2. The Faith Club: A Muslim, A Christian, A Jew-- Three Women Search for Understanding by Ranya Idliby, Suzanne Oliver and Priscilla Warner

Though not a new book, with the 10th anniversary of 9/11 coming up, it is a great one to pick up for it is a story that began out of this tragedy. Three women, mothers, of different faiths wanted to get together to write a children's book about tolerance and peace in the wake of how the events of 9/11 forever changed the city of New York, where each lived. However, as soon as they began to meet to begin to work on the project, they learned that there was no way they could work together if they did not know each other first.  And, thus began a series of Interfaith conversations that became this book.

This text is one that a group of us from Oakbrook Church, Northern VA Hebrew Congregation in Reston and the Adams Center in Sterling, VA along with folks from Washington Plaza are using to have an Interfaith conversation in our local community. We've met once already for our "faith club" gathering and look forward to more. If you are interested in joining this book club, let me know!

3. Peace Like a River by Leif Engler

It's a novel and I normally stay away from novels, but really found myself drawn to the language and imagery of this one, especially after several of my colleagues at the Collegeville Institute recommended it several weeks ago-- many as their "favorite read" on the first morning of our group sharing.

"The novel is narrated by Reuben Land, an eleven-year-old boy suffering from severe asthma who lives with his unusual family in a small Minnesota town in 1962. His mother abandoned the family years before. He is among three children: his older brother Davy, who is sixteen years old when the story begins; and his younger sister Swede eight years old, and an imaginative writer and poet. His father, Jeremiah, a school janitor, is a man of faith who quietly performs miracles – one of which is to bring Reuben to life after his lungs failed to inflate when he was born. Reuben is the only one who ever sees or notices these miracles; he concludes that he is meant to be a witness to them."

And, this is just the beginning of the adventure . . . check it out.

4. Before and After Zachariah by Fern Kupfer

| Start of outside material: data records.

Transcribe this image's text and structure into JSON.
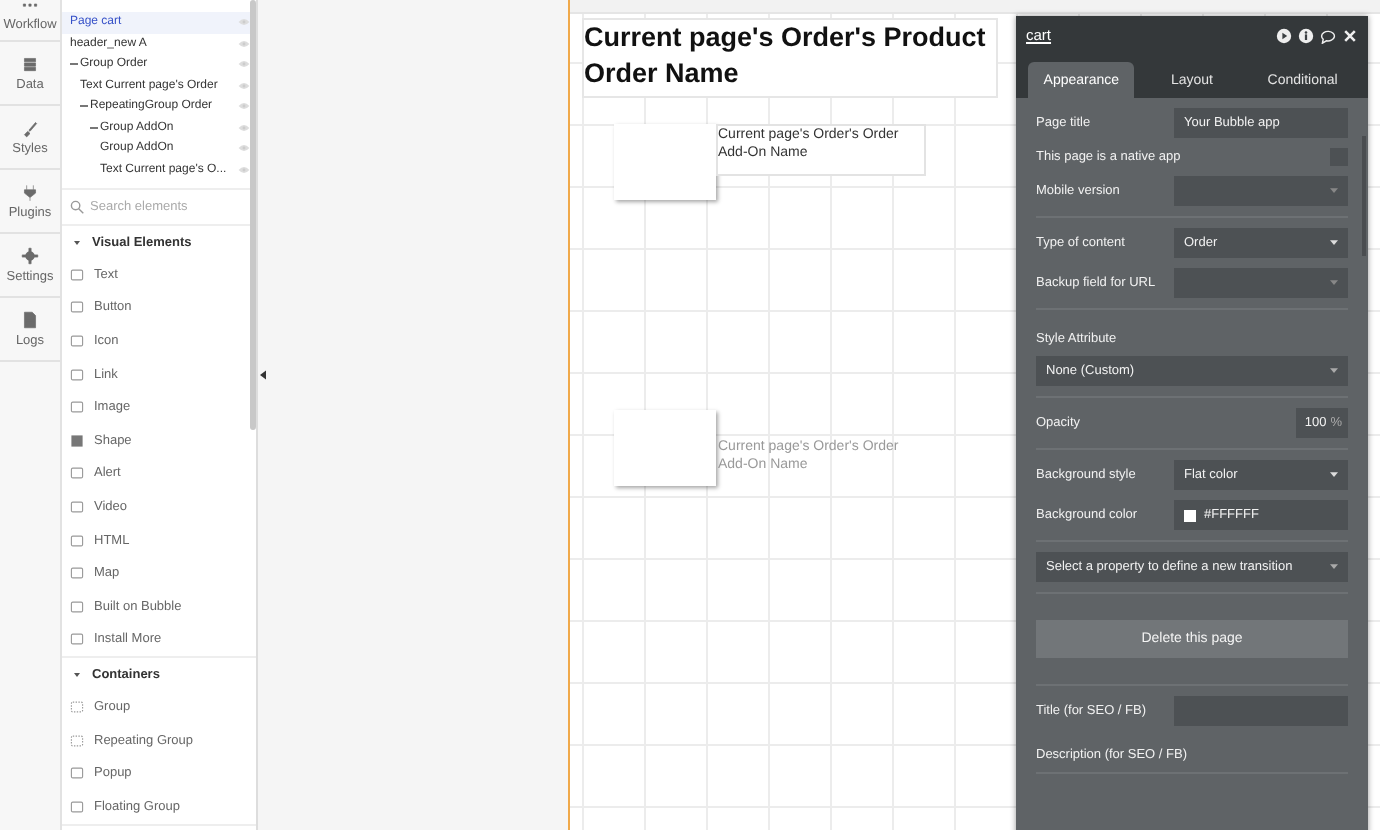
{
  "nav": [
    {
      "label": "Workflow"
    },
    {
      "label": "Data"
    },
    {
      "label": "Styles"
    },
    {
      "label": "Plugins"
    },
    {
      "label": "Settings"
    },
    {
      "label": "Logs"
    }
  ],
  "element_tree": [
    {
      "label": "Page cart",
      "selected": true
    },
    {
      "label": "header_new A",
      "selected": false
    },
    {
      "label": "Group Order",
      "selected": false,
      "expanded": true,
      "children": [
        {
          "label": "Text Current page's Order",
          "selected": false
        },
        {
          "label": "RepeatingGroup Order",
          "selected": false,
          "expanded": true,
          "children": [
            {
              "label": "Group AddOn",
              "selected": false,
              "expanded": true,
              "children": [
                {
                  "label": "Group AddOn",
                  "selected": false
                },
                {
                  "label": "Text Current page's O...",
                  "selected": false
                }
              ]
            }
          ]
        }
      ]
    }
  ],
  "search": {
    "placeholder": "Search elements"
  },
  "palette": [
    {
      "title": "Visual Elements",
      "expanded": true,
      "items": [
        "Text",
        "Button",
        "Icon",
        "Link",
        "Image",
        "Shape",
        "Alert",
        "Video",
        "HTML",
        "Map",
        "Built on Bubble",
        "Install More"
      ]
    },
    {
      "title": "Containers",
      "expanded": true,
      "items": [
        "Group",
        "Repeating Group",
        "Popup",
        "Floating Group"
      ]
    }
  ],
  "canvas": {
    "header_text": "Current page's Order's Product Order Name",
    "addon_cells": [
      {
        "text": "Current page's Order's Order Add-On Name",
        "dimmed": false
      },
      {
        "text": "Current page's Order's Order Add-On Name",
        "dimmed": true
      }
    ]
  },
  "property_editor": {
    "title": "cart",
    "tabs": [
      {
        "label": "Appearance",
        "selected": true
      },
      {
        "label": "Layout",
        "selected": false
      },
      {
        "label": "Conditional",
        "selected": false
      }
    ],
    "groups": [
      [
        {
          "kind": "input",
          "label": "Page title",
          "value": "Your Bubble app"
        },
        {
          "kind": "checkbox",
          "label": "This page is a native app",
          "checked": false
        },
        {
          "kind": "dropdown",
          "label": "Mobile version"
        }
      ],
      [
        {
          "kind": "dropdown",
          "label": "Type of content",
          "value": "Order"
        },
        {
          "kind": "dropdown",
          "label": "Backup field for URL"
        }
      ],
      [
        {
          "kind": "heading",
          "label": "Style Attribute"
        },
        {
          "kind": "wide_dropdown",
          "value": "None (Custom)"
        }
      ],
      [
        {
          "kind": "percent",
          "label": "Opacity",
          "value": "100",
          "unit": "%"
        }
      ],
      [
        {
          "kind": "dropdown",
          "label": "Background style",
          "value": "Flat color"
        },
        {
          "kind": "color",
          "label": "Background color",
          "value": "#FFFFFF"
        }
      ],
      [
        {
          "kind": "wide_dropdown",
          "value": "Select a property to define a new transition"
        }
      ],
      [
        {
          "kind": "button",
          "label": "Delete this page"
        }
      ],
      [
        {
          "kind": "input",
          "label": "Title (for SEO / FB)"
        },
        {
          "kind": "heading",
          "label": "Description (for SEO / FB)"
        }
      ]
    ]
  }
}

This is a book recommended to me by Sari, the writing tutor from my week at Collegeville. And ever since I started it, I just couldn't put it down. The vivid language and emotionally driven plot is captivating.  Again, not a new book-- written in the 1980s in fact, but full of powerful insights for any going through a time in their life of pronounced pain and loss-- not only for who or what might have died, but for what is living and still is just not as it should be. 

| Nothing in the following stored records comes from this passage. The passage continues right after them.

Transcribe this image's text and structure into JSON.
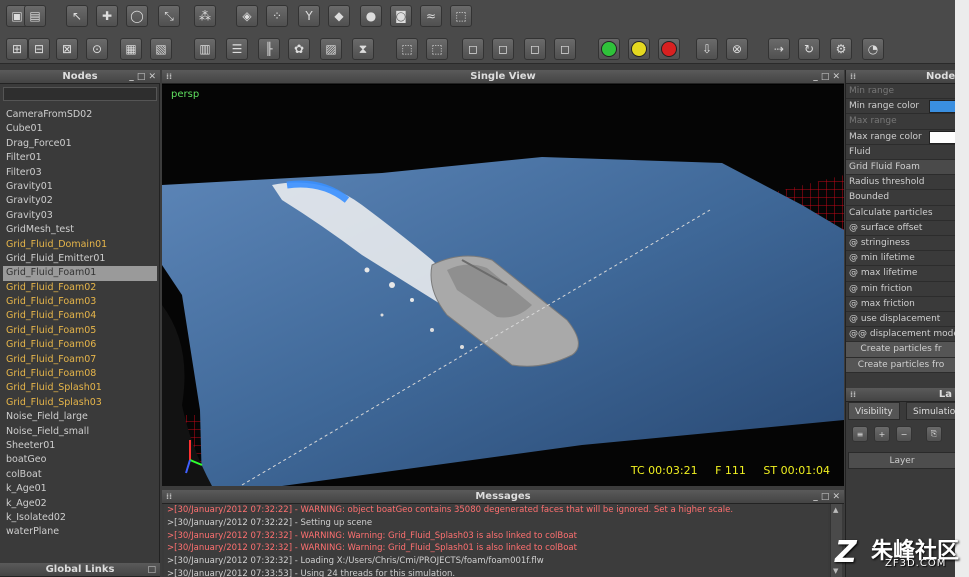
{
  "nodes_panel": {
    "title": "Nodes",
    "items": [
      "CameraFromSD02",
      "Cube01",
      "Drag_Force01",
      "Filter01",
      "Filter03",
      "Gravity01",
      "Gravity02",
      "Gravity03",
      "GridMesh_test",
      "Grid_Fluid_Domain01",
      "Grid_Fluid_Emitter01",
      "Grid_Fluid_Foam01",
      "Grid_Fluid_Foam02",
      "Grid_Fluid_Foam03",
      "Grid_Fluid_Foam04",
      "Grid_Fluid_Foam05",
      "Grid_Fluid_Foam06",
      "Grid_Fluid_Foam07",
      "Grid_Fluid_Foam08",
      "Grid_Fluid_Splash01",
      "Grid_Fluid_Splash03",
      "Noise_Field_large",
      "Noise_Field_small",
      "Sheeter01",
      "boatGeo",
      "colBoat",
      "k_Age01",
      "k_Age02",
      "k_Isolated02",
      "waterPlane"
    ],
    "highlighted": [
      "Grid_Fluid_Domain01",
      "Grid_Fluid_Foam02",
      "Grid_Fluid_Foam03",
      "Grid_Fluid_Foam04",
      "Grid_Fluid_Foam05",
      "Grid_Fluid_Foam06",
      "Grid_Fluid_Foam07",
      "Grid_Fluid_Foam08",
      "Grid_Fluid_Splash01",
      "Grid_Fluid_Splash03"
    ],
    "selected": "Grid_Fluid_Foam01"
  },
  "global_links": {
    "title": "Global Links"
  },
  "viewport": {
    "title": "Single View",
    "camera_label": "persp",
    "tc": "TC 00:03:21",
    "frame": "F 111",
    "st": "ST 00:01:04"
  },
  "messages": {
    "title": "Messages",
    "lines": [
      {
        "text": ">[30/January/2012 07:32:22] - WARNING: object boatGeo contains 35080 degenerated faces that will be ignored. Set a higher scale.",
        "type": "warn"
      },
      {
        "text": ">[30/January/2012 07:32:22] - Setting up scene",
        "type": "info"
      },
      {
        "text": ">[30/January/2012 07:32:32] - WARNING:  Warning: Grid_Fluid_Splash03 is also linked to colBoat",
        "type": "warn"
      },
      {
        "text": ">[30/January/2012 07:32:32] - WARNING:  Warning: Grid_Fluid_Splash01 is also linked to colBoat",
        "type": "warn"
      },
      {
        "text": ">[30/January/2012 07:32:32] -  Loading X:/Users/Chris/Cmi/PROJECTS/foam/foam001f.flw",
        "type": "info"
      },
      {
        "text": ">[30/January/2012 07:33:53] - Using 24 threads for this simulation.",
        "type": "info"
      }
    ]
  },
  "properties": {
    "title": "Node",
    "rows": [
      {
        "label": "Min range",
        "style": "dim"
      },
      {
        "label": "Min range color",
        "swatch": "#3a8fe0"
      },
      {
        "label": "Max range",
        "style": "dim"
      },
      {
        "label": "Max range color",
        "swatch": "#ffffff"
      },
      {
        "label": "Fluid",
        "style": ""
      },
      {
        "label": "Grid Fluid Foam",
        "style": "sec"
      },
      {
        "label": "Radius threshold",
        "style": ""
      },
      {
        "label": "Bounded",
        "style": ""
      },
      {
        "label": "Calculate particles",
        "style": ""
      },
      {
        "label": "@ surface offset",
        "style": ""
      },
      {
        "label": "@ stringiness",
        "style": ""
      },
      {
        "label": "@ min lifetime",
        "style": ""
      },
      {
        "label": "@ max lifetime",
        "style": ""
      },
      {
        "label": "@ min friction",
        "style": ""
      },
      {
        "label": "@ max friction",
        "style": ""
      },
      {
        "label": "@ use displacement",
        "style": ""
      },
      {
        "label": "@@ displacement mode",
        "style": ""
      },
      {
        "label": "Create particles fr",
        "style": "btn"
      },
      {
        "label": "Create particles fro",
        "style": "btn"
      }
    ]
  },
  "layers_panel": {
    "title": "La",
    "tab_visibility": "Visibility",
    "tab_simulation": "Simulation",
    "column_layer": "Layer"
  },
  "watermark": {
    "text_cn": "朱峰社区",
    "text_en": "ZF3D.COM"
  },
  "colors": {
    "accent_orange": "#e6b54a",
    "warning": "#ff7070",
    "hud_yellow": "#f0f020",
    "persp_green": "#5fe05f"
  }
}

This mid-western family documents through the voice of Fern, the mom, the ups and downs of what it means to birth, raise and make decisions for the care of a severely mentally and physically challenged child. Questions of "when it is it time to institutionalize?" "how does a marriage survive such kind of care for another?" and "how do you parent a 'normal' child while taking care of such a 'abnormal' one too?" are raised in ways that the reader does not often expect.  I was challenged to reconsider how I think about and care for parents and teachers I know who are caring for special needs children.